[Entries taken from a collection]
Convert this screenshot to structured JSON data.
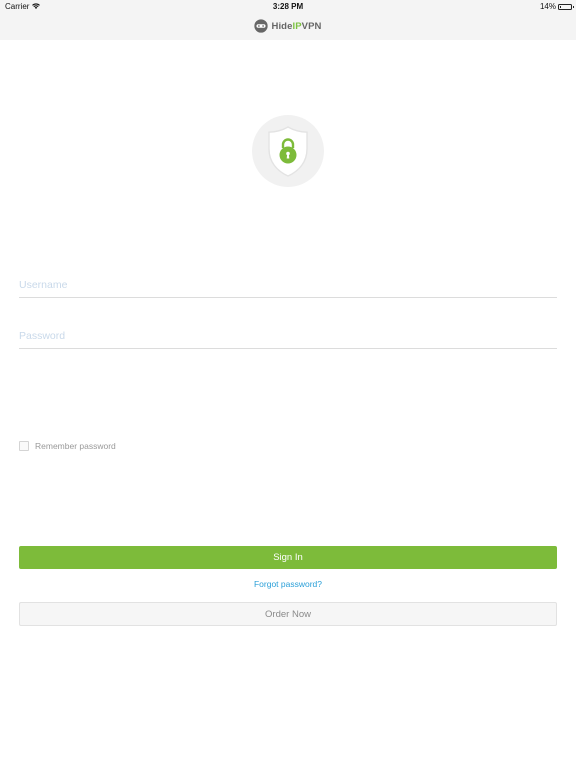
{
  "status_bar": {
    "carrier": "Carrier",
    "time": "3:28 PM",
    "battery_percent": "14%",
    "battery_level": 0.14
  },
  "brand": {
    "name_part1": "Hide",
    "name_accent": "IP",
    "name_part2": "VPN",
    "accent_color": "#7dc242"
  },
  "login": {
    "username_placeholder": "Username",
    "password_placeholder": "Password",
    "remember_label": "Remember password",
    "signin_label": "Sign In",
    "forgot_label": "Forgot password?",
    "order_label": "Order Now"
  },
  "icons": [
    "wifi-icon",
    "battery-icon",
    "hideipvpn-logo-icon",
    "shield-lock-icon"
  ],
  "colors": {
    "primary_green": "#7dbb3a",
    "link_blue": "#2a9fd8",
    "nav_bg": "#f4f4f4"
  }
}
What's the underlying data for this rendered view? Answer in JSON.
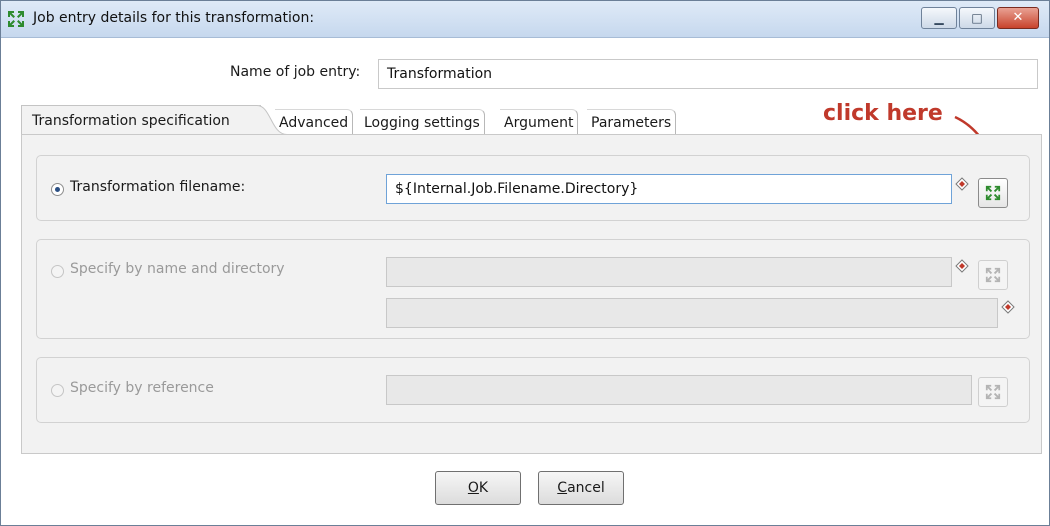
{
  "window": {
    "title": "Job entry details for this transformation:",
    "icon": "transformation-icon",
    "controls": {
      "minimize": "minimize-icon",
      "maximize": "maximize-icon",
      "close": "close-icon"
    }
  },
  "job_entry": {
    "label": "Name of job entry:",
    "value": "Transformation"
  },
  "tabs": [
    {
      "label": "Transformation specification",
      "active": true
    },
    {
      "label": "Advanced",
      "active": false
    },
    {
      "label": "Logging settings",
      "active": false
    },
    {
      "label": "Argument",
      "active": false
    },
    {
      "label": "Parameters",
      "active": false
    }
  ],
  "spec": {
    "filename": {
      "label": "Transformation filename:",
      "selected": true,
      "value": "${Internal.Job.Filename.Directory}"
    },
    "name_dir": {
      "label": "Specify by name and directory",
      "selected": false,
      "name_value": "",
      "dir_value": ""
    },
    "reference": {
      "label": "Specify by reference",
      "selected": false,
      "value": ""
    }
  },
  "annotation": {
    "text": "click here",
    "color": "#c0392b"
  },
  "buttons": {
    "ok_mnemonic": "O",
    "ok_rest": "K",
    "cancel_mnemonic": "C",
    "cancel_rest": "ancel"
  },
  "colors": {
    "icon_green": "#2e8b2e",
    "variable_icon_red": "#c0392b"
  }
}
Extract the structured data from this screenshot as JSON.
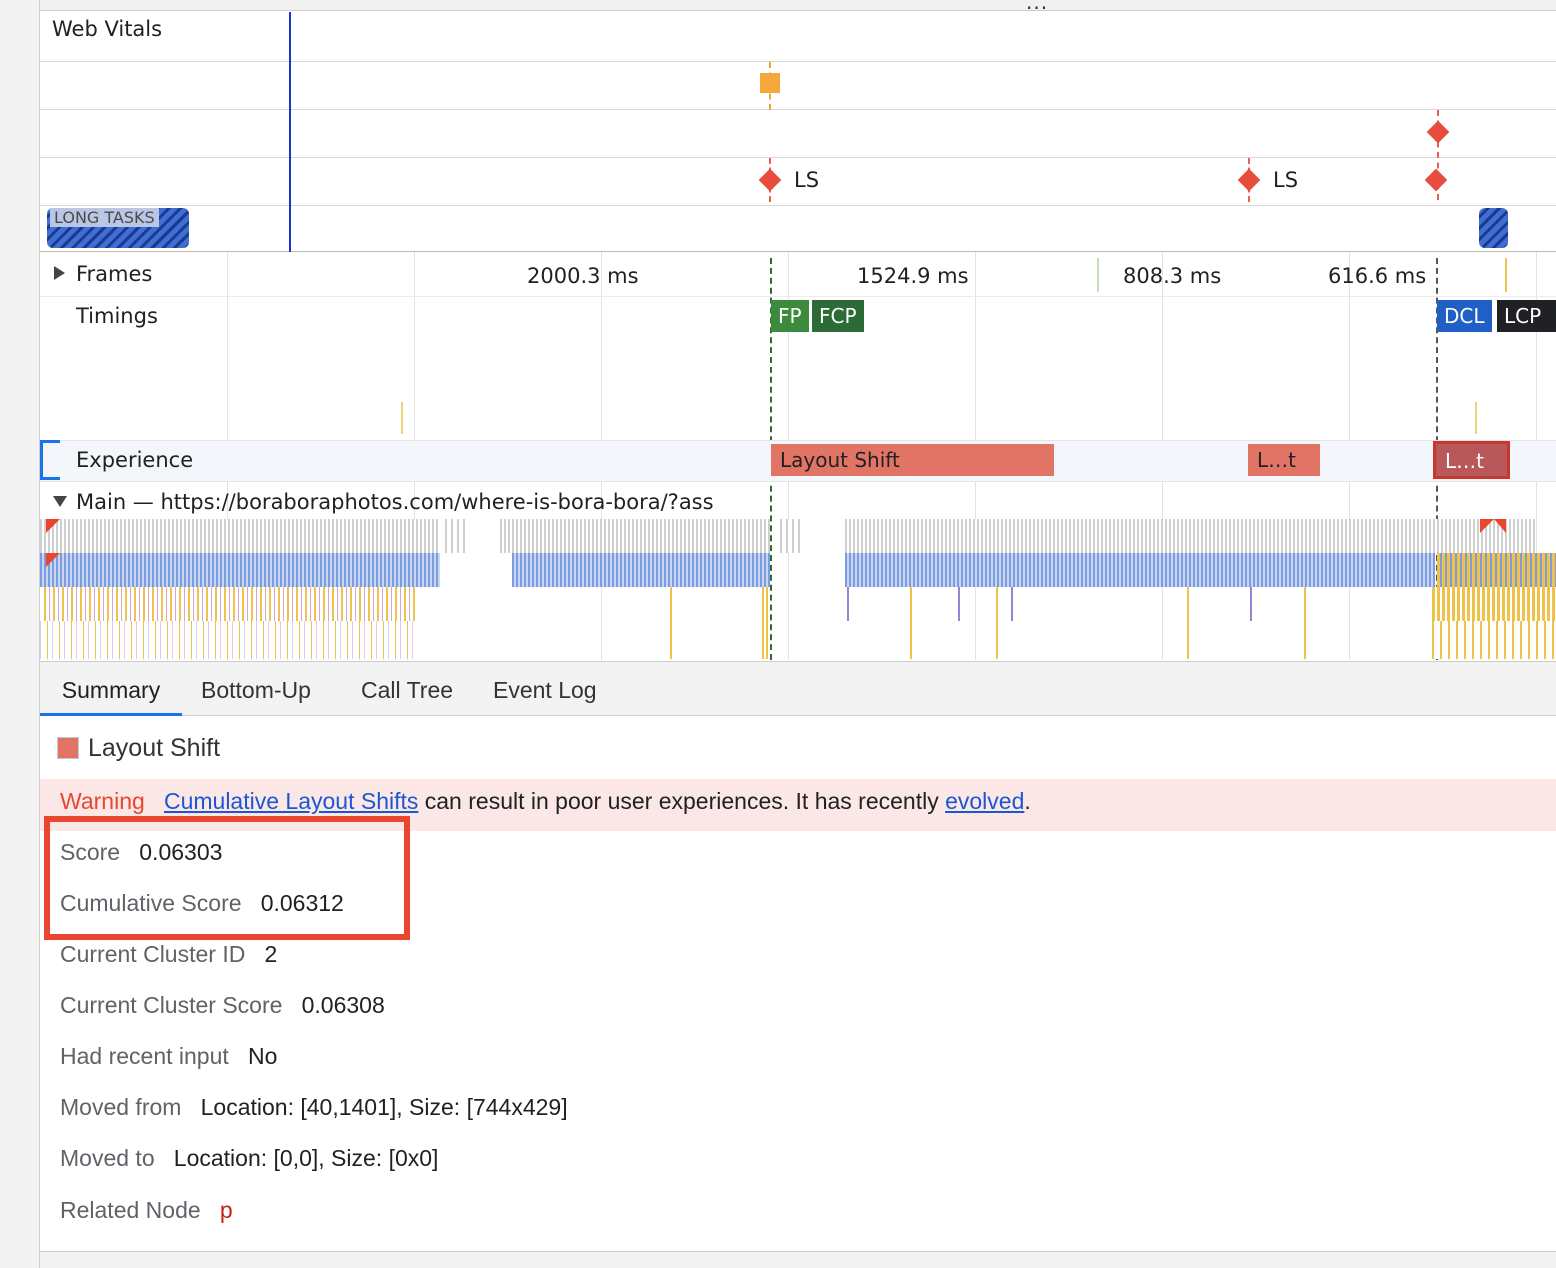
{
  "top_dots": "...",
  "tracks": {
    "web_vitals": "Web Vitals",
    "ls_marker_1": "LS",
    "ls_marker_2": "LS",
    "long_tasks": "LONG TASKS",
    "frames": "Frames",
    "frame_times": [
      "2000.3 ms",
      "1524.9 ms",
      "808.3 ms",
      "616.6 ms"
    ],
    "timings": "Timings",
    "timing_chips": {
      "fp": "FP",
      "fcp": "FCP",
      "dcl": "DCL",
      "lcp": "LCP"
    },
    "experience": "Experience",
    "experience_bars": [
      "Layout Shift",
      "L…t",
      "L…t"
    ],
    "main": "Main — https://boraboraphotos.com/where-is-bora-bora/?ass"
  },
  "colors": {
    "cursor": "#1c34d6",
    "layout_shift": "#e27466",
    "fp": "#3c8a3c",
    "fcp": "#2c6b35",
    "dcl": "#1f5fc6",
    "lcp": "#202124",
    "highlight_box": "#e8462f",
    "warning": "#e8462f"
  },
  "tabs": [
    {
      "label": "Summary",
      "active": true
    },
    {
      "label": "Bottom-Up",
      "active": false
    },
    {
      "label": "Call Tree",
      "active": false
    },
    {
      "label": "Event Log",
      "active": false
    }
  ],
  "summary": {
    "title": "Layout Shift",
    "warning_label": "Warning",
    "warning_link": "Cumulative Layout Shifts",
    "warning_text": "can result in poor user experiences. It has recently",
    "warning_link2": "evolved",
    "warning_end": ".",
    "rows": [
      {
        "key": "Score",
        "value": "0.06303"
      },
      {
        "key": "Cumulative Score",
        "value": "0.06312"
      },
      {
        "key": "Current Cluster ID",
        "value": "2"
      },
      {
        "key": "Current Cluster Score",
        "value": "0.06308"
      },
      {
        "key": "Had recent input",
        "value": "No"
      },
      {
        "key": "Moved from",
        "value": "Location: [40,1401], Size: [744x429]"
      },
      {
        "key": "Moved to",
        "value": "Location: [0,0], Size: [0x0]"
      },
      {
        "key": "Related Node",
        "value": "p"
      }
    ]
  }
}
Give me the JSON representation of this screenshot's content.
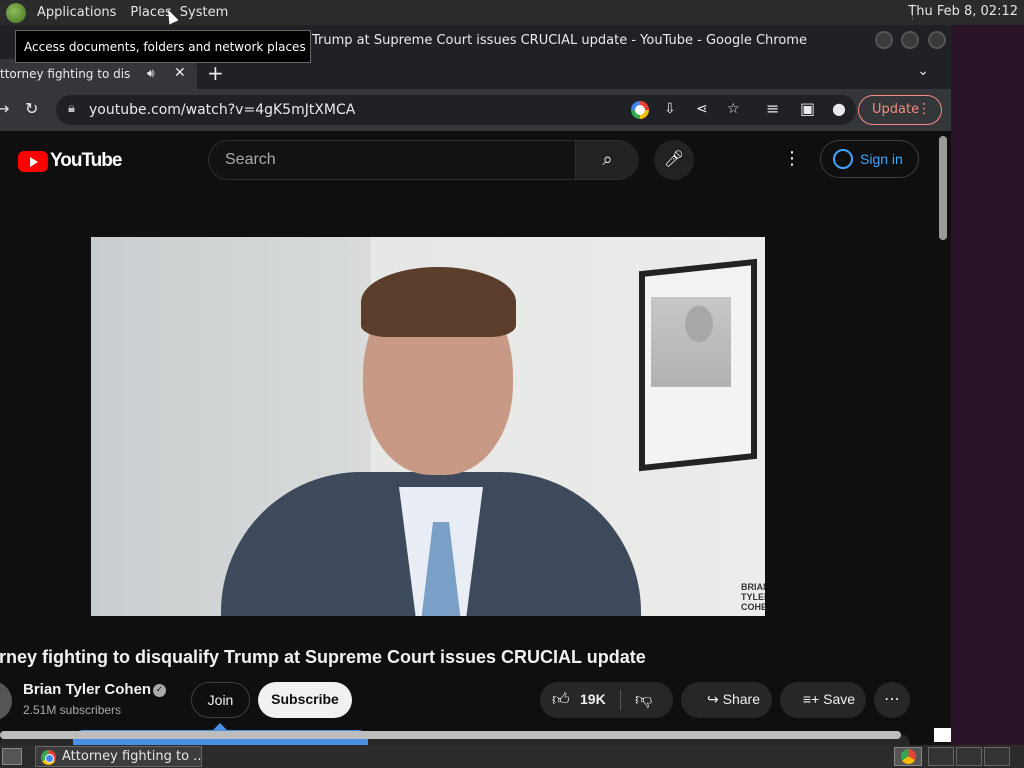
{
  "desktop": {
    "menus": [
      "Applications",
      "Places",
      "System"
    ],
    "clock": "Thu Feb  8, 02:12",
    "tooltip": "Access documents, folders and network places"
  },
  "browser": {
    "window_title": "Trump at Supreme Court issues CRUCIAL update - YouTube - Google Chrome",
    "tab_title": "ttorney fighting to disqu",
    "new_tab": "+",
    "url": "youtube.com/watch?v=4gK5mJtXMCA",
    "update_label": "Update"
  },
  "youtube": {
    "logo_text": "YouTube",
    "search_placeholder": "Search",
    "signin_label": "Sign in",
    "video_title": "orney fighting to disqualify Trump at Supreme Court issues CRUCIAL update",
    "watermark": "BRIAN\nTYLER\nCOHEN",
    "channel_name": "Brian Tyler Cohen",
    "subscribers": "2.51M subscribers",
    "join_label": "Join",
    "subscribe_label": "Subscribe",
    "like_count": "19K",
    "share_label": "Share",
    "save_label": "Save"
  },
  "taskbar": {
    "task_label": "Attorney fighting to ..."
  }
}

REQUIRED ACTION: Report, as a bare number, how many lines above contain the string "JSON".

COMPLETED EXERCISE: 4